Chris McDougall at Dr. Mark's Cucuzzella’s free barefoot running clinic last May in Shepherdstown, West Virginia. Photo by

The timing is perfect. And intentional. The New York City marathon is taking place this weekend. And in the New York Times Sunday magazine, Chris McDougall has written a wonderful article on natural, injury-free running with this rather emphatic headline: “The Once and Future Way to Run.” It’s available online here. It begins with an anecdote about Peter Larson aka Runblogger:

When you’re stalking barefoot runners, camouflage helps. “Some of them get kind of prancy when they notice you filming,” Peter Larson says. “They put on this notion of what they think barefoot running should be. It looks weird.” Larson, an evolutionary biologist at Saint Anselm College in New Hampshire who has been on the barefoot beat for two years now, is also a stickler about his timing. “You don’t want to catch them too early in a run, when they’re cold, or too late, when they’re tired.”

If everything comes together just right, you’ll be exactly where Larson was one Sunday morning in September: peeking out from behind a tree on Governors Island in New York Harbor, his digital video camera nearly invisible on an ankle-high tripod, as the Second Annual New York City Barefoot Run got under way about a quarter-mile up the road. Hundreds of runners — men and women, young and old, athletic and not so much so, natives from 11 different countries — came pattering down the asphalt straight toward his viewfinder.

About half of them were actually barefoot. The rest wore Vibram FiveFingers — a rubber foot glove with no heel cushion or arch support — or Spartacus-style sandals, or other superlight “minimalist” running shoes. Larson surreptitiously recorded them all, wondering how many (if any) had what he was looking for: the lost secret of perfect running.

McDougall then goes onto explain how humans went from being “the greatest endurance runners” to limping, injury-prone weekend warriors.  Somehow we lost the ability to use our legs as natural springs or shock absorbers; instead we pampered our feet and legs in thickly cushioned running shoes that only ended up injuring that we felt needed protecting. Of course, this phenomenon is of recent vintage, created in large part by the running boom of the early 1980s, when footwear companies  began to engage in an escalating battle of who could make the biggest, baddest shoe. It was the footwear version of the arms race. Instead of ICBMs, it was monster-heel crash pads.

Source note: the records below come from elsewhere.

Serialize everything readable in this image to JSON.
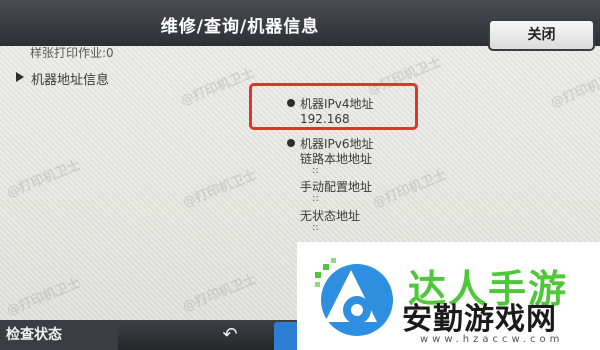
{
  "title": "维修/查询/机器信息",
  "close_label": "关闭",
  "watermark": "@打印机卫士",
  "items": {
    "sample_print": "样张打印作业:0",
    "machine_address": "机器地址信息",
    "ipv4_label": "机器IPv4地址",
    "ipv4_value": "192.168",
    "ipv6_label": "机器IPv6地址",
    "link_local_label": "链路本地地址",
    "link_local_value": "::",
    "manual_label": "手动配置地址",
    "manual_value": "::",
    "stateless_label": "无状态地址",
    "stateless_value": "::"
  },
  "bottom": {
    "status_label": "检查状态",
    "back_symbol": "↶"
  },
  "logo": {
    "top_text": "达人手游",
    "main_text": "安勤游戏网",
    "url_text": "www.hzaccw.com"
  },
  "colors": {
    "highlight": "#e0352b",
    "title_bar": "#2c2f33",
    "accent_blue": "#2d7fd4",
    "logo_green": "#4fc73a"
  }
}
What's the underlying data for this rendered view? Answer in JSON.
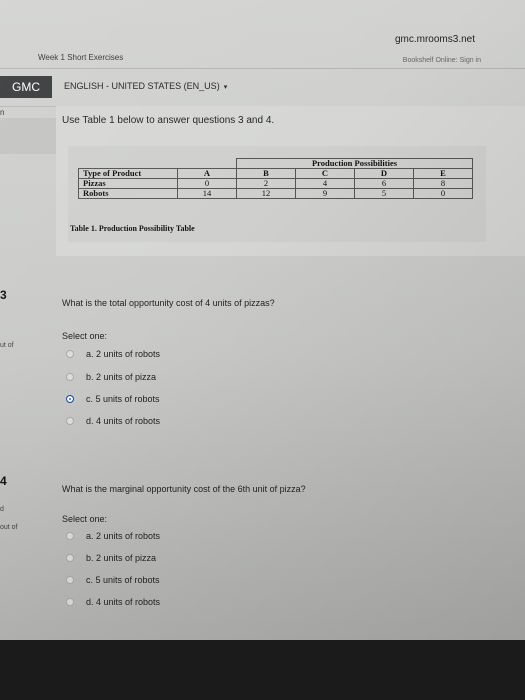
{
  "browser": {
    "url": "gmc.mrooms3.net"
  },
  "topbar": {
    "week": "Week 1 Short Exercises",
    "right": "Bookshelf Online: Sign in"
  },
  "header": {
    "logo": "GMC",
    "language": "ENGLISH - UNITED STATES (EN_US)",
    "caret": "▾"
  },
  "side": {
    "n": "n",
    "q3_num": "3",
    "q3_side": "ut of",
    "q4_num": "4",
    "q4_mark": "d",
    "q4_side": "out of"
  },
  "intro": "Use Table 1 below to answer questions 3 and 4.",
  "table": {
    "group_header": "Production Possibilities",
    "columns": [
      "A",
      "B",
      "C",
      "D",
      "E"
    ],
    "rows": [
      {
        "label": "Type of Product",
        "values": [
          "A",
          "B",
          "C",
          "D",
          "E"
        ]
      },
      {
        "label": "Pizzas",
        "values": [
          "0",
          "2",
          "4",
          "6",
          "8"
        ]
      },
      {
        "label": "Robots",
        "values": [
          "14",
          "12",
          "9",
          "5",
          "0"
        ]
      }
    ],
    "caption": "Table 1. Production Possibility Table"
  },
  "q3": {
    "text": "What is the total opportunity cost of 4 units of pizzas?",
    "select": "Select one:",
    "options": [
      "a. 2 units of robots",
      "b. 2 units of pizza",
      "c. 5 units of robots",
      "d. 4 units of robots"
    ],
    "selected": "c"
  },
  "q4": {
    "text": "What is the marginal opportunity cost of the 6th unit of pizza?",
    "select": "Select one:",
    "options": [
      "a. 2 units of robots",
      "b. 2 units of pizza",
      "c. 5 units of robots",
      "d. 4 units of robots"
    ],
    "selected": ""
  },
  "colors": {
    "radio_selected": "#2e6bd1",
    "logo_bg": "#38393a"
  }
}
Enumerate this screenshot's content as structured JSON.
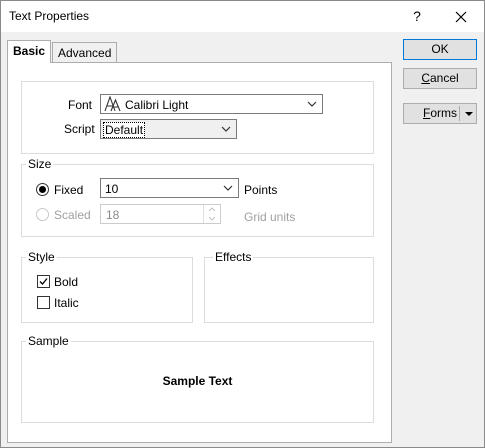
{
  "window": {
    "title": "Text Properties",
    "help_glyph": "?",
    "close_glyph": "✕"
  },
  "tabs": [
    {
      "label": "Basic",
      "active": true
    },
    {
      "label": "Advanced",
      "active": false
    }
  ],
  "font_group": {
    "font_label": "Font",
    "font_value": "Calibri Light",
    "script_label": "Script",
    "script_value": "Default"
  },
  "size_group": {
    "title": "Size",
    "fixed_label": "Fixed",
    "fixed_selected": true,
    "fixed_value": "10",
    "fixed_unit": "Points",
    "scaled_label": "Scaled",
    "scaled_value": "18",
    "scaled_unit": "Grid units"
  },
  "style_group": {
    "title": "Style",
    "bold_label": "Bold",
    "bold_checked": true,
    "italic_label": "Italic",
    "italic_checked": false
  },
  "effects_group": {
    "title": "Effects"
  },
  "sample_group": {
    "title": "Sample",
    "text": "Sample Text"
  },
  "buttons": {
    "ok": "OK",
    "cancel_mnemonic": "C",
    "cancel_rest": "ancel",
    "forms_mnemonic": "F",
    "forms_rest": "orms"
  },
  "colors": {
    "accent": "#0078d7"
  }
}
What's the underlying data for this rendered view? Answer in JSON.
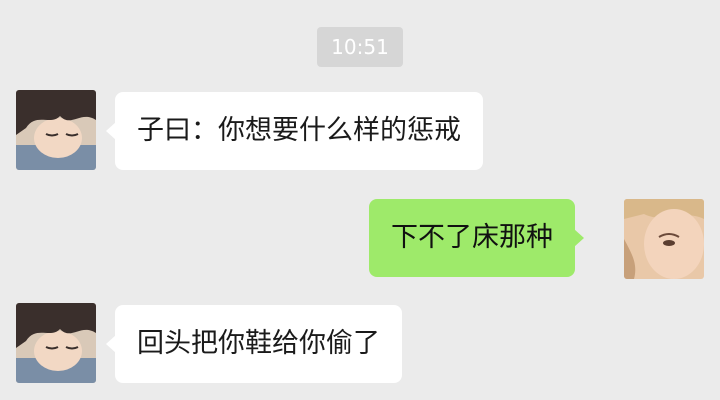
{
  "chat": {
    "timestamp": "10:51",
    "messages": [
      {
        "side": "left",
        "text": "子曰：你想要什么样的惩戒",
        "avatar": "anime-boy-avatar"
      },
      {
        "side": "right",
        "text": "下不了床那种",
        "avatar": "girl-photo-avatar"
      },
      {
        "side": "left",
        "text": "回头把你鞋给你偷了",
        "avatar": "anime-boy-avatar"
      }
    ]
  },
  "colors": {
    "background": "#ebebeb",
    "left_bubble": "#ffffff",
    "right_bubble": "#9eea6a",
    "timestamp_bg": "#d6d6d6"
  }
}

But all that is changing. And the catalyst was McDougall himself who learned how to run in Mexico’s Copper Canyon. “After getting rid of my cushioned shoes and adopting the Tarahumaras’ whisper-soft stride, I was able to join them for a 50-mile race through the canyons. I haven’t lost a day of running to injury since.”

He then writes that while “barefoot-style” shoes are now a $1.7 billion industry,”it’s not always the footwear that makes a profound impact on whether a runner gets injured.”It’s about form. Learn to run gently, and you can wear anything. Fail to do so, and no shoe — or lack of shoe — will make a difference.”

Later in the article, McDougall brings up the name Mark Cucuzzella, who as readers of this website know is the Natural Running Center’s co-founder and executive director. Mark also owns a shoe store, and not just any run-of-the-mill running store.  McDougall writes, “Two Rivers Treads {is} a “natural” shoe store sandwiched between Maria’s Taqueria and German Street Coffee & Candlery in Shepherdstown, W.Va., which, against all odds, Cucuzzella has turned into possibly the country’s top learning center for the reinvention of running.”

McDougall visited Mark and the store twice and the article explains what he found out about barefoot running in this small town. I won’t spoil the fun and tell you here because the New York Times piece is worth reading in its entirety. But I will end matters with this quote by Pete Larson from the article: “{Mark}  has turned a small town in an obese state into a running-crazed bastion of health.{His} effort in transforming Shepherdstown is a testament to what a single person can accomplish.” — Bill Katovsky

Final note: The new online Two Rivers Treads store launched today. Go here. Timing is everything!